TASK DESCRIPTION
How many lines of the entries hold the string "screenshot"? Reply with the number alone.

*** ENTRIES SHOWN ***

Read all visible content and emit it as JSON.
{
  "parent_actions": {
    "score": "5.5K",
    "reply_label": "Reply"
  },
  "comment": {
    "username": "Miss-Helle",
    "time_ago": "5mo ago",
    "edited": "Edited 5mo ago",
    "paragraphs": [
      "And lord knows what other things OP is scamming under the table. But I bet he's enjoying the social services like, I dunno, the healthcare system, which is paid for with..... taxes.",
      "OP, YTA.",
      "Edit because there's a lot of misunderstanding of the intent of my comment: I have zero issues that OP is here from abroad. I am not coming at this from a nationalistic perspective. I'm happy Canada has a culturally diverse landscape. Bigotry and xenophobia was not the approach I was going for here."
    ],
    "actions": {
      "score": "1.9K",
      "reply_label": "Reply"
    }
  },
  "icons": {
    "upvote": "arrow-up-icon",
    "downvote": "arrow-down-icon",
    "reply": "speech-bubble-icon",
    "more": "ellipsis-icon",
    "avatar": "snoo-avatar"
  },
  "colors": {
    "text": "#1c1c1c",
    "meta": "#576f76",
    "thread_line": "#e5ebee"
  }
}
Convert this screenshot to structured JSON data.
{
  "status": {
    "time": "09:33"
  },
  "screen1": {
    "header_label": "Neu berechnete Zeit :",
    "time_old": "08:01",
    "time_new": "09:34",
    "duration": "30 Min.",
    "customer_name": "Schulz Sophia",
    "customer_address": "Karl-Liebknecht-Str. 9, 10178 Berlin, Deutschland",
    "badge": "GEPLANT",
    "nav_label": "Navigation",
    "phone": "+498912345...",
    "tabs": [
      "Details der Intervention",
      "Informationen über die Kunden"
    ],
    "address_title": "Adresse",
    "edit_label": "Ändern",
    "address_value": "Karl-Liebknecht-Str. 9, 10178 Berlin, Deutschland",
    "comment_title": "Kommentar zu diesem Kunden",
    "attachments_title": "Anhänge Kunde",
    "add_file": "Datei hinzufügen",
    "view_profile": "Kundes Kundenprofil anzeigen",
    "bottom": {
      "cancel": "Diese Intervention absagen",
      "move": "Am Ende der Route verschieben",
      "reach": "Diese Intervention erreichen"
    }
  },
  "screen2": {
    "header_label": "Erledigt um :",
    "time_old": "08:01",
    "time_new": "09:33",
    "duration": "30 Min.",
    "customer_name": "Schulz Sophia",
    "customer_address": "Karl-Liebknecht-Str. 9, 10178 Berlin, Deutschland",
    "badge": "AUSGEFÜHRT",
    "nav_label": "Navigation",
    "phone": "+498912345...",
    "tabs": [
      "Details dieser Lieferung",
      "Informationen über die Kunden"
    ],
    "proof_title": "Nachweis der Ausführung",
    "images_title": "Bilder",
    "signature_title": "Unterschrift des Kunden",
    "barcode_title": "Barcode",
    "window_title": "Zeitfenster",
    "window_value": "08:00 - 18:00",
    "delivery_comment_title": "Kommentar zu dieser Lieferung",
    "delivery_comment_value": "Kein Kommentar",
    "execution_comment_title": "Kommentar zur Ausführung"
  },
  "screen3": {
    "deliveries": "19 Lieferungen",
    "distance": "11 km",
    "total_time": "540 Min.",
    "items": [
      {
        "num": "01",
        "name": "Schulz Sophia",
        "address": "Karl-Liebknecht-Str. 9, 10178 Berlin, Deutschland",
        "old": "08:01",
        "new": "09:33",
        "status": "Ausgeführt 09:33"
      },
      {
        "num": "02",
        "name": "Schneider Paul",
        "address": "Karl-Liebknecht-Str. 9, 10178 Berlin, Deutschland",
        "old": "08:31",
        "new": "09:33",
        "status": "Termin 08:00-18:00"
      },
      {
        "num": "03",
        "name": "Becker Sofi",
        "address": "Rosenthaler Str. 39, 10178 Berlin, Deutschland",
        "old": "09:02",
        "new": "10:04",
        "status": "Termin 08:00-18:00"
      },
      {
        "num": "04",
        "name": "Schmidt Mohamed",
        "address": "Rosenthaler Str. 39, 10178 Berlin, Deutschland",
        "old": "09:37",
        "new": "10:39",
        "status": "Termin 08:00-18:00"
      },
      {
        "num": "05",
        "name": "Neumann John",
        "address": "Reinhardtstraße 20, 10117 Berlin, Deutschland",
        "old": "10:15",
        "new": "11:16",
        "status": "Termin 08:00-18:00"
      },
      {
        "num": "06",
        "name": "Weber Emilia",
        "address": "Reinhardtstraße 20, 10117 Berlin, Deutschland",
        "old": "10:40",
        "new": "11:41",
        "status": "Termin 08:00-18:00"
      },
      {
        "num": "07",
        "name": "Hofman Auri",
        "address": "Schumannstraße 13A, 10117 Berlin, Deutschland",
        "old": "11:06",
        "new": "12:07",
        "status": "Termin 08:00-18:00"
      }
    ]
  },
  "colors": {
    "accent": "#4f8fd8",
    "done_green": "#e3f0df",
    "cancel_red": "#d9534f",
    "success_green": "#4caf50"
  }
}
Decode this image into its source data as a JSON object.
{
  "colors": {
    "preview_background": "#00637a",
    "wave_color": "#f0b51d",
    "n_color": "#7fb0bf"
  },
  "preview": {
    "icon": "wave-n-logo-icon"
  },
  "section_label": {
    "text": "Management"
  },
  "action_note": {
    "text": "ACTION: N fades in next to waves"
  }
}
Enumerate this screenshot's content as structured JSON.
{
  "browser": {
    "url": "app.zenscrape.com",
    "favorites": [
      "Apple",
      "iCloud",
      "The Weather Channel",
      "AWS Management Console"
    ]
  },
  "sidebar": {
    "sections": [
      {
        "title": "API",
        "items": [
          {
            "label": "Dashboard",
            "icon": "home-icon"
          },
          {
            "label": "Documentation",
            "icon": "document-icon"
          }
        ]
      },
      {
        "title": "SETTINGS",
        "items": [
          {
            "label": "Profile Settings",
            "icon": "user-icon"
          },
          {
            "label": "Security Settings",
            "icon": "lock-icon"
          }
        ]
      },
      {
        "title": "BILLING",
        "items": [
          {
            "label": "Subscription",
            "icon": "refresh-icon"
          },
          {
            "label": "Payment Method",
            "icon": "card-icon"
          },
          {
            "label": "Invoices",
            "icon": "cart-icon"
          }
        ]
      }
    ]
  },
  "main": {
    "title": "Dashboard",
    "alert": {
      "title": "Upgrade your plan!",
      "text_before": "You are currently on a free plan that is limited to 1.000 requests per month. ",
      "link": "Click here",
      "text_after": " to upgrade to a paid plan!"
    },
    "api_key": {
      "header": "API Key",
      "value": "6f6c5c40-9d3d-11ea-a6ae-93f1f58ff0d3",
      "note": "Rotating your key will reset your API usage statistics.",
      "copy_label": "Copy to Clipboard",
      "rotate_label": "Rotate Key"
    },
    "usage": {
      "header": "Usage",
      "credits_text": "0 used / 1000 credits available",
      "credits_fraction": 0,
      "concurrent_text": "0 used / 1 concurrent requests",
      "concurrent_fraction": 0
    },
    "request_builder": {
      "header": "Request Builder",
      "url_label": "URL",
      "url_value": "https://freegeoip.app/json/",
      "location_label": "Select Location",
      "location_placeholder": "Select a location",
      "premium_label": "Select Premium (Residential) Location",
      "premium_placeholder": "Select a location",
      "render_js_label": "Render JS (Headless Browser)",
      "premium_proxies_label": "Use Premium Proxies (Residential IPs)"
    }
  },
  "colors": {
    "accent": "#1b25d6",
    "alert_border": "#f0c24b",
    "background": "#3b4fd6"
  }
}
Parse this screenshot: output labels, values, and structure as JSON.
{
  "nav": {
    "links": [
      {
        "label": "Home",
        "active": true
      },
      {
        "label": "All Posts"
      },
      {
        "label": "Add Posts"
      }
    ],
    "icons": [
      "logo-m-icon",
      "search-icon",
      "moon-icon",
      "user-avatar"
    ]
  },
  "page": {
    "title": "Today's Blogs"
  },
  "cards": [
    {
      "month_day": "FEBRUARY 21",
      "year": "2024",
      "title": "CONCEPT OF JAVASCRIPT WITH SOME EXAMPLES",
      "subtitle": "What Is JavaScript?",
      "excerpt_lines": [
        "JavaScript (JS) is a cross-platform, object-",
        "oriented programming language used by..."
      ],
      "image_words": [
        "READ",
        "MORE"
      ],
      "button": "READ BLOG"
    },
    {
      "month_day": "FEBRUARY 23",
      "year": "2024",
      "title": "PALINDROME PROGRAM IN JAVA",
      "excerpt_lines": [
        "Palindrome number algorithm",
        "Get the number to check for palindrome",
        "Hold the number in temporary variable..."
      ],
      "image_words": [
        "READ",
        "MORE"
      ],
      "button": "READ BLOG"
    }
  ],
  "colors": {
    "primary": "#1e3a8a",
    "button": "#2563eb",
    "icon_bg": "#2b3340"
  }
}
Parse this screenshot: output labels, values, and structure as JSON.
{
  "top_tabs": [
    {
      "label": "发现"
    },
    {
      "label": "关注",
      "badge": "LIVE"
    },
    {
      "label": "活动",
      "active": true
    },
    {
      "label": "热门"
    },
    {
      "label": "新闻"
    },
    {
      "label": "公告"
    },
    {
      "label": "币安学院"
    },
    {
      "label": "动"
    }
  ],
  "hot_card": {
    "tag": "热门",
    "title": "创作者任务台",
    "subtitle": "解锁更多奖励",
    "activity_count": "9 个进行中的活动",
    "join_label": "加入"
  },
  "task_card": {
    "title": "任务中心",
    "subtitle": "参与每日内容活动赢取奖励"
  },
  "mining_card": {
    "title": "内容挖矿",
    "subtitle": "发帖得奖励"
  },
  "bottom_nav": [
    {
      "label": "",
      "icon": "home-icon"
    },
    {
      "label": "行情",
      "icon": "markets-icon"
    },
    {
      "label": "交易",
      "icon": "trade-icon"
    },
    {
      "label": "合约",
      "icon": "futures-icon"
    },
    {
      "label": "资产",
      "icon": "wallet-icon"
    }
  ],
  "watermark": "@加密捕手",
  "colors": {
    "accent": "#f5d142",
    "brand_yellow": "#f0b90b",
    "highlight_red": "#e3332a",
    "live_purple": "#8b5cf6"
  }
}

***

EXERCISE SOLUTION
4